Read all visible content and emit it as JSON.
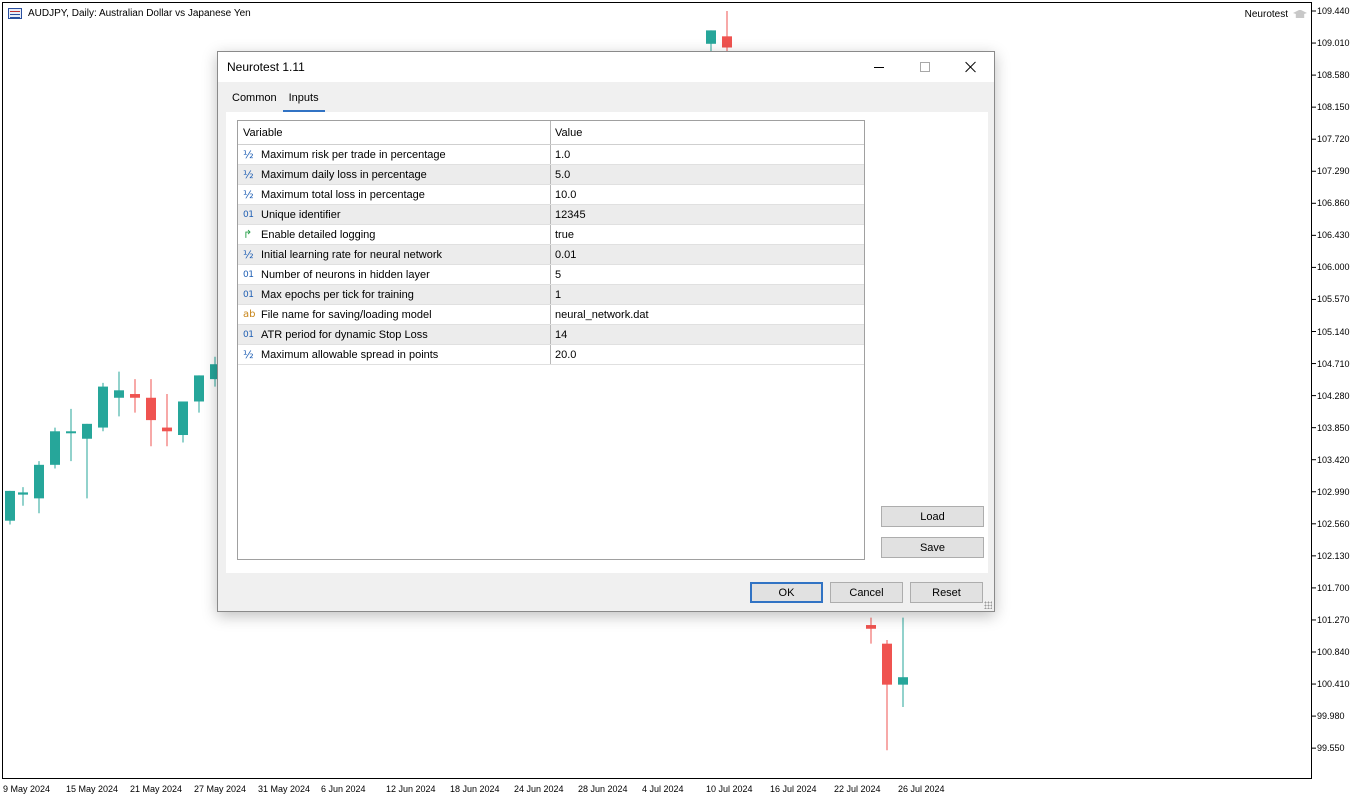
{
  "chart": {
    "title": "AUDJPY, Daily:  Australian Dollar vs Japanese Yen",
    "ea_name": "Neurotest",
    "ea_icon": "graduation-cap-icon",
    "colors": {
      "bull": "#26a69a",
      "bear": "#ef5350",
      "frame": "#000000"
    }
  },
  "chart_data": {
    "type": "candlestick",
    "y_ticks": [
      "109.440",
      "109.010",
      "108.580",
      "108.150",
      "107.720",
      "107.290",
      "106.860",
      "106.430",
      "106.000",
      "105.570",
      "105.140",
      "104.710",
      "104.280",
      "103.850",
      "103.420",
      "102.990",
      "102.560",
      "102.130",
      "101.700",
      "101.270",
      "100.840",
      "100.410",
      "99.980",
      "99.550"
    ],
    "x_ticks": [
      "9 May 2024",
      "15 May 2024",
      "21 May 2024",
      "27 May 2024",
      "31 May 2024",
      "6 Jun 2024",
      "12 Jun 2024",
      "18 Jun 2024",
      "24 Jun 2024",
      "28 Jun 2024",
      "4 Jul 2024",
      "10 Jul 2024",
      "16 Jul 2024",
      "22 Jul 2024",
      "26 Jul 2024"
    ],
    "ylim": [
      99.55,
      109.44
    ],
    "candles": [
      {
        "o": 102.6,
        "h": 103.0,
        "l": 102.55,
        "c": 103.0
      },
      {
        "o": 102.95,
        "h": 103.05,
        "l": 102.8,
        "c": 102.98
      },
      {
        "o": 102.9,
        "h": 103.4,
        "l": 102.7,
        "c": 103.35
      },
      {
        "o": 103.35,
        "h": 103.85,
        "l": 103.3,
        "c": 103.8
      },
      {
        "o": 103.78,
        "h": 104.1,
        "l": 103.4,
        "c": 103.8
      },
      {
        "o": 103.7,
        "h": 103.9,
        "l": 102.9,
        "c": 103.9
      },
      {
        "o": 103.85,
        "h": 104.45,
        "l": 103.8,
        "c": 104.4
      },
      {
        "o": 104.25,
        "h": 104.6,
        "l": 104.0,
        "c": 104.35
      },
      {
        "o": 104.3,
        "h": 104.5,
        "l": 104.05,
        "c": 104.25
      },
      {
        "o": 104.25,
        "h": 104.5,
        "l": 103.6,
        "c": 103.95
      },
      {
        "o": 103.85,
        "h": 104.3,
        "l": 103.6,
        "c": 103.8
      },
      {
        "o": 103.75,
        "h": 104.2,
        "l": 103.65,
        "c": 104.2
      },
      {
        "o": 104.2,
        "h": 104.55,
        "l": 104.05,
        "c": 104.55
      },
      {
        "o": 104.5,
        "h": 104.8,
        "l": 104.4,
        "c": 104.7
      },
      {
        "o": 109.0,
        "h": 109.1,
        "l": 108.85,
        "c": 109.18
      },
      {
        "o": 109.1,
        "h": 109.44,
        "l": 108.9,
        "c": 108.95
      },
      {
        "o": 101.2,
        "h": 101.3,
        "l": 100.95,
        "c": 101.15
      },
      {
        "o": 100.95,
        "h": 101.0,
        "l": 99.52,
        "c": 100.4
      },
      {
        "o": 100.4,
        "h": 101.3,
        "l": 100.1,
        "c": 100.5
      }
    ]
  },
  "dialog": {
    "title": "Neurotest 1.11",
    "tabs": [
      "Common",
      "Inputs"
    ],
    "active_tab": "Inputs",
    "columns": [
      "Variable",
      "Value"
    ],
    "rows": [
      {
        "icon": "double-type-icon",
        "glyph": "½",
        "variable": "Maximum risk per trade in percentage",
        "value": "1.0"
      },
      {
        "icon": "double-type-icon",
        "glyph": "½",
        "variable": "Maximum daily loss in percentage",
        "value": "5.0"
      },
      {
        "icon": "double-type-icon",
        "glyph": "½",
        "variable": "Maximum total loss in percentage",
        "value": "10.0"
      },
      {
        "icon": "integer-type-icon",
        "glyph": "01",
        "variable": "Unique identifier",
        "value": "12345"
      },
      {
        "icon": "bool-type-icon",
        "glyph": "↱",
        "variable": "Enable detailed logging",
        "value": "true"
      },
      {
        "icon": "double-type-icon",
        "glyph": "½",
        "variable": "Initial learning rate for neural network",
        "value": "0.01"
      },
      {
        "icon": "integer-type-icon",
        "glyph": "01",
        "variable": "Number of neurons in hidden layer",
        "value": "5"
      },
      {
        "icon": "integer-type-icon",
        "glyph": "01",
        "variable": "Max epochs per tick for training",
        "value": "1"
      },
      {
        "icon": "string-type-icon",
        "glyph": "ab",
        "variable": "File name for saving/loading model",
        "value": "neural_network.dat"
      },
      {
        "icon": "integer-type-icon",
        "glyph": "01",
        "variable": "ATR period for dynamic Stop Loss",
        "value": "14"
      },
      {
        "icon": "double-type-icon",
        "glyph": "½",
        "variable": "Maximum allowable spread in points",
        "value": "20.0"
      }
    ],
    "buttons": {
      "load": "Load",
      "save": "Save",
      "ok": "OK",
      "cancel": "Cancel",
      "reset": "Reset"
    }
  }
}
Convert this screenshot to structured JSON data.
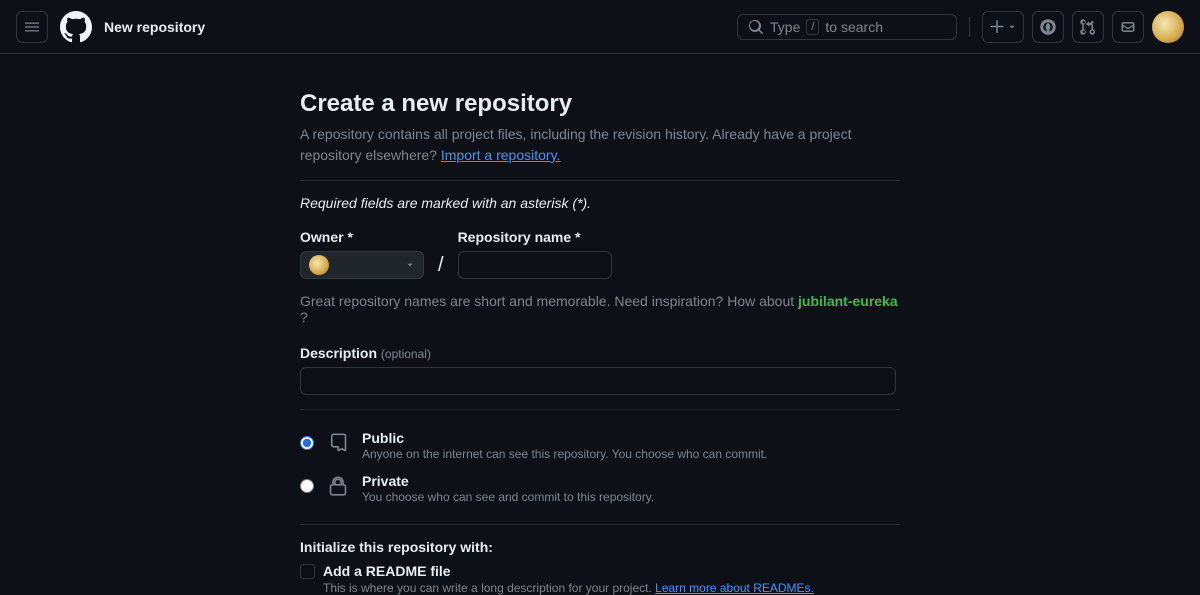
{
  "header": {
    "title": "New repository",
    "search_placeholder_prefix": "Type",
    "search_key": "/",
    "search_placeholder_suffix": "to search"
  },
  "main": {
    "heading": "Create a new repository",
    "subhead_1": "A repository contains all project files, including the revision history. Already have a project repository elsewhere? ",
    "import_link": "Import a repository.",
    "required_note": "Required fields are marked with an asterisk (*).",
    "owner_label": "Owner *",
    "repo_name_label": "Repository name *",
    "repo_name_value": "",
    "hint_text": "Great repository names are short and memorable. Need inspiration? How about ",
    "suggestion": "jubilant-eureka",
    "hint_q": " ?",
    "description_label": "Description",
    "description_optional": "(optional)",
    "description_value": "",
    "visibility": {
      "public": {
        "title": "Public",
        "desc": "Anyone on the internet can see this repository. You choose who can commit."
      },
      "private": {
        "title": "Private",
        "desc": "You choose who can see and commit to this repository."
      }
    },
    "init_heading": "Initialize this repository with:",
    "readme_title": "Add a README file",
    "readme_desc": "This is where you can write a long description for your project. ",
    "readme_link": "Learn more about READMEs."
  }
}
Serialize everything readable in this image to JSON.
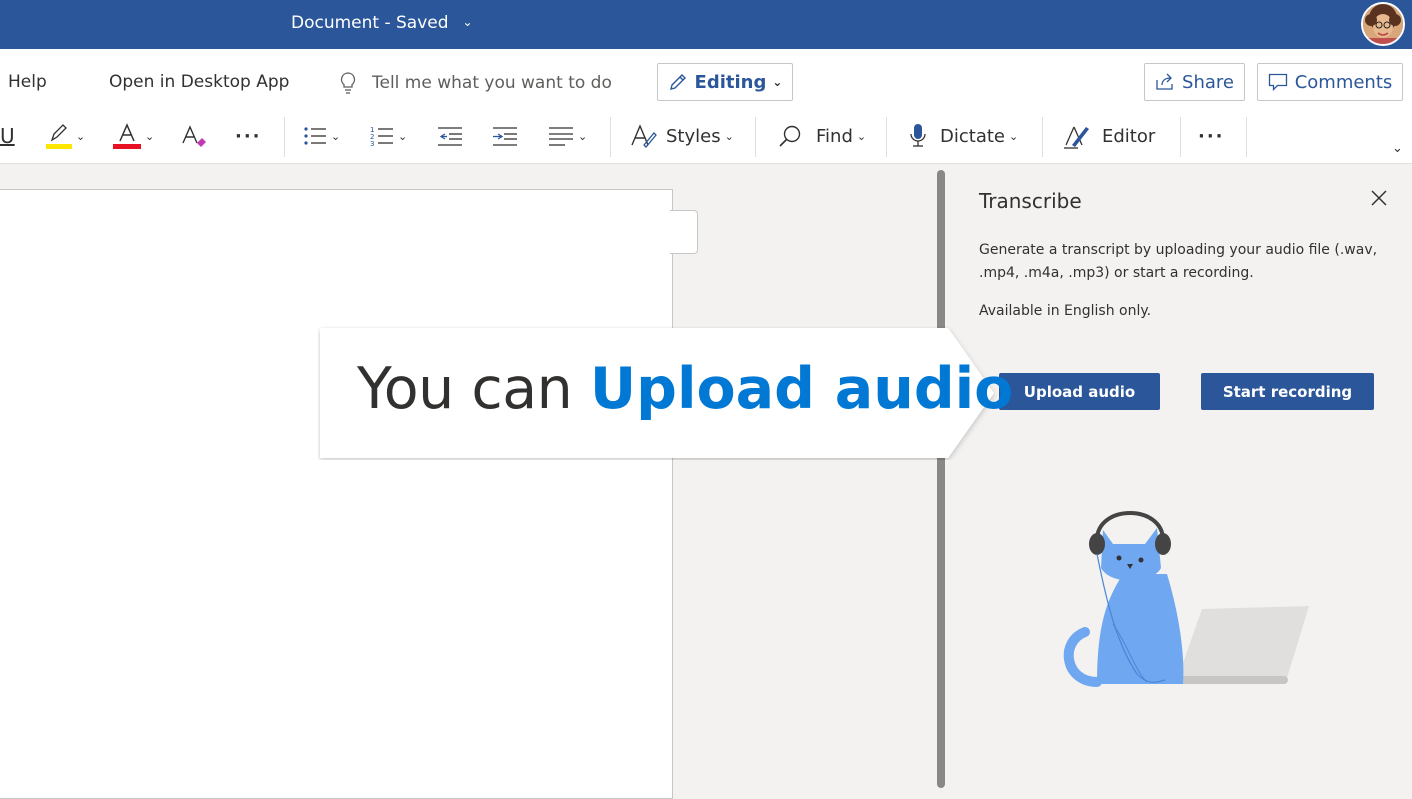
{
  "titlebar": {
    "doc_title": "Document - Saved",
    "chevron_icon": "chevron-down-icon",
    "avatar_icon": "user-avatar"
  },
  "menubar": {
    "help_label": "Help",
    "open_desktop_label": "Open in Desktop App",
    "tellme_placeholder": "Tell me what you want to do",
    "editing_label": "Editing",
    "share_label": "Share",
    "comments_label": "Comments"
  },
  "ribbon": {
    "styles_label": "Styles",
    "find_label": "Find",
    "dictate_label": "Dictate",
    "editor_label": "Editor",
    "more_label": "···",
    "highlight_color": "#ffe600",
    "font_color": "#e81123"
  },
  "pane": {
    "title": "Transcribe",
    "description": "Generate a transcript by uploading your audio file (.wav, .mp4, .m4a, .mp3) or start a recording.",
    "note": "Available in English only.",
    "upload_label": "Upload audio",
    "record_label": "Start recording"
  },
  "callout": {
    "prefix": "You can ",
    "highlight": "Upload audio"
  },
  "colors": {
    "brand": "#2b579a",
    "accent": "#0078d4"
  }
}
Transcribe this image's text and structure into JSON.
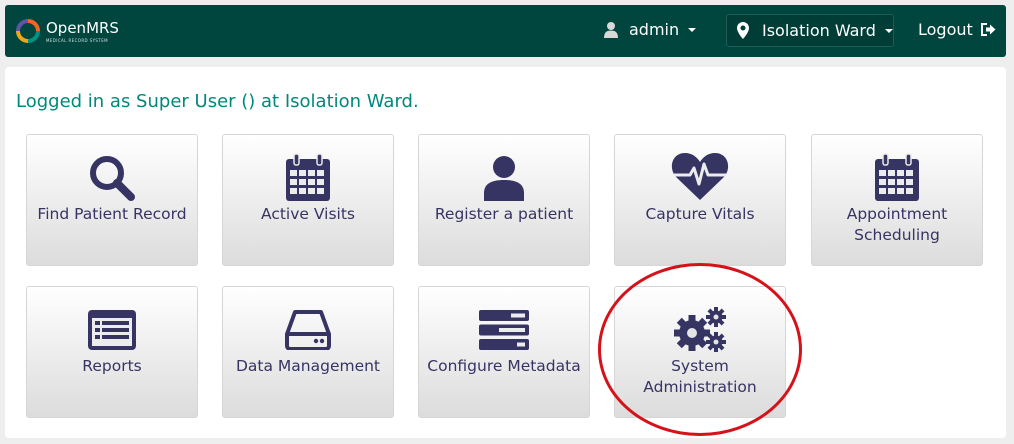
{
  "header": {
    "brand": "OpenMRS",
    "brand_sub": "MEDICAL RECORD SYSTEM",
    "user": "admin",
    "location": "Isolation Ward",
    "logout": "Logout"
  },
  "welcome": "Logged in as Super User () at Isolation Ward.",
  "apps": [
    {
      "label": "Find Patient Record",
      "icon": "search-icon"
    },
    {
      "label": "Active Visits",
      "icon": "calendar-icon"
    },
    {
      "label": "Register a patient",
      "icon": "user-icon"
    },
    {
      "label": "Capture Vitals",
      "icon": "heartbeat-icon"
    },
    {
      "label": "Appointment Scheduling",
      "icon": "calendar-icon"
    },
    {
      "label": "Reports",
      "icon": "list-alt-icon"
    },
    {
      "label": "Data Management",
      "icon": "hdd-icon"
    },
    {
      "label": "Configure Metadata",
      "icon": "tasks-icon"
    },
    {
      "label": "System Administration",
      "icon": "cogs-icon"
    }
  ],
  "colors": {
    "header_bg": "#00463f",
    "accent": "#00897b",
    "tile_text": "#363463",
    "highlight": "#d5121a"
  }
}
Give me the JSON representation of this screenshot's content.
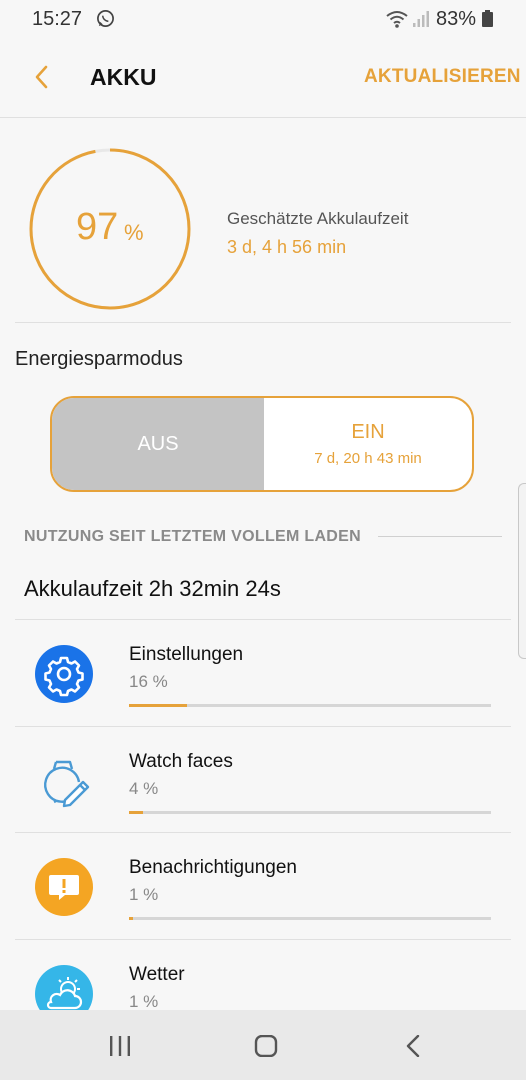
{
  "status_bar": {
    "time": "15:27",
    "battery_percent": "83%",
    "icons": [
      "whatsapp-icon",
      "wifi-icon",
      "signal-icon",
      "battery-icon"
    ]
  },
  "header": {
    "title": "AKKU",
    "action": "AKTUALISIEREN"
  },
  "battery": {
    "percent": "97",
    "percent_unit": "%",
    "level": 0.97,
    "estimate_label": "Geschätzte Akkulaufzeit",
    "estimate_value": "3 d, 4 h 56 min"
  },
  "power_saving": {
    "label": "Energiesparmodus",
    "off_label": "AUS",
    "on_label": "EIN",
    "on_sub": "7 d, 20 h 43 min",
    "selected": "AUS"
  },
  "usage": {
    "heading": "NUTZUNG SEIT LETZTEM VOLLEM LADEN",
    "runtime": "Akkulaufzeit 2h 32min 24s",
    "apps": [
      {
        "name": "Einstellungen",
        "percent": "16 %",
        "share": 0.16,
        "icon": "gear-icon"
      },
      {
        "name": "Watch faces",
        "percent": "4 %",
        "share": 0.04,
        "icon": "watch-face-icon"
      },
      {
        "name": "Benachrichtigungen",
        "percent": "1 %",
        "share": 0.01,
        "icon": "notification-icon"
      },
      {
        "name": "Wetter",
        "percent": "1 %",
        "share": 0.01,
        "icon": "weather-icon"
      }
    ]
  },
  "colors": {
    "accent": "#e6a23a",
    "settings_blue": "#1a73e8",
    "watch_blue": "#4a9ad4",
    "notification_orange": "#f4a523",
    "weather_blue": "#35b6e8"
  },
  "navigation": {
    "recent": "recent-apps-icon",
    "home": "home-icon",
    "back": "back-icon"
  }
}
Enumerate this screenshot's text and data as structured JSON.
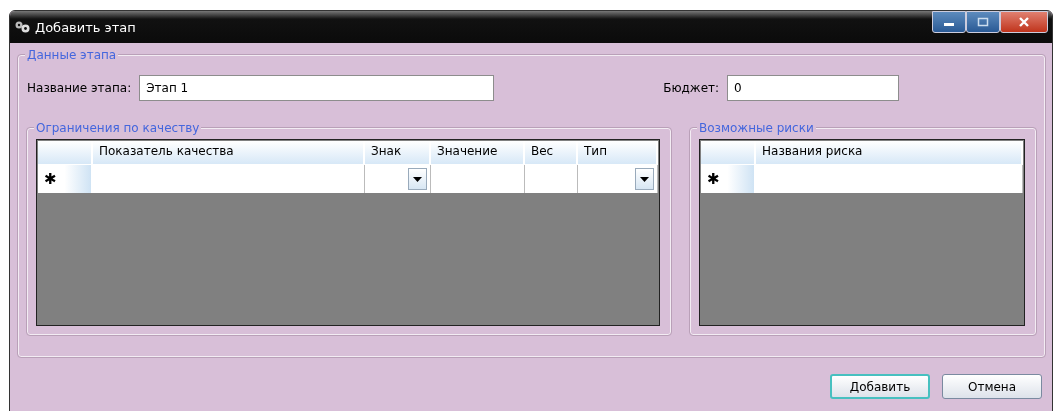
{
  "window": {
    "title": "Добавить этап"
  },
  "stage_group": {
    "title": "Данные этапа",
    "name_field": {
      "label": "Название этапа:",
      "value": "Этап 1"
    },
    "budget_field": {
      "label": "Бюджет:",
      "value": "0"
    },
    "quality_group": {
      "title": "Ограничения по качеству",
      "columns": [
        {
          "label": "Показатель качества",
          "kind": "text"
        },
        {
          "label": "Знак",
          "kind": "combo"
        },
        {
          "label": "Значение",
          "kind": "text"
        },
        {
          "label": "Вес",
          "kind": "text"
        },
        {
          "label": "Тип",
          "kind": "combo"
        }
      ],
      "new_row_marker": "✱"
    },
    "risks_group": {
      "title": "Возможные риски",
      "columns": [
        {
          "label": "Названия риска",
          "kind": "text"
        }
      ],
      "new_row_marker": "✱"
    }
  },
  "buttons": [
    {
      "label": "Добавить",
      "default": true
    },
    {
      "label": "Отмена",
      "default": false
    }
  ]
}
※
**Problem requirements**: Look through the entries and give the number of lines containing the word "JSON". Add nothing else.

**Output of the task**: 6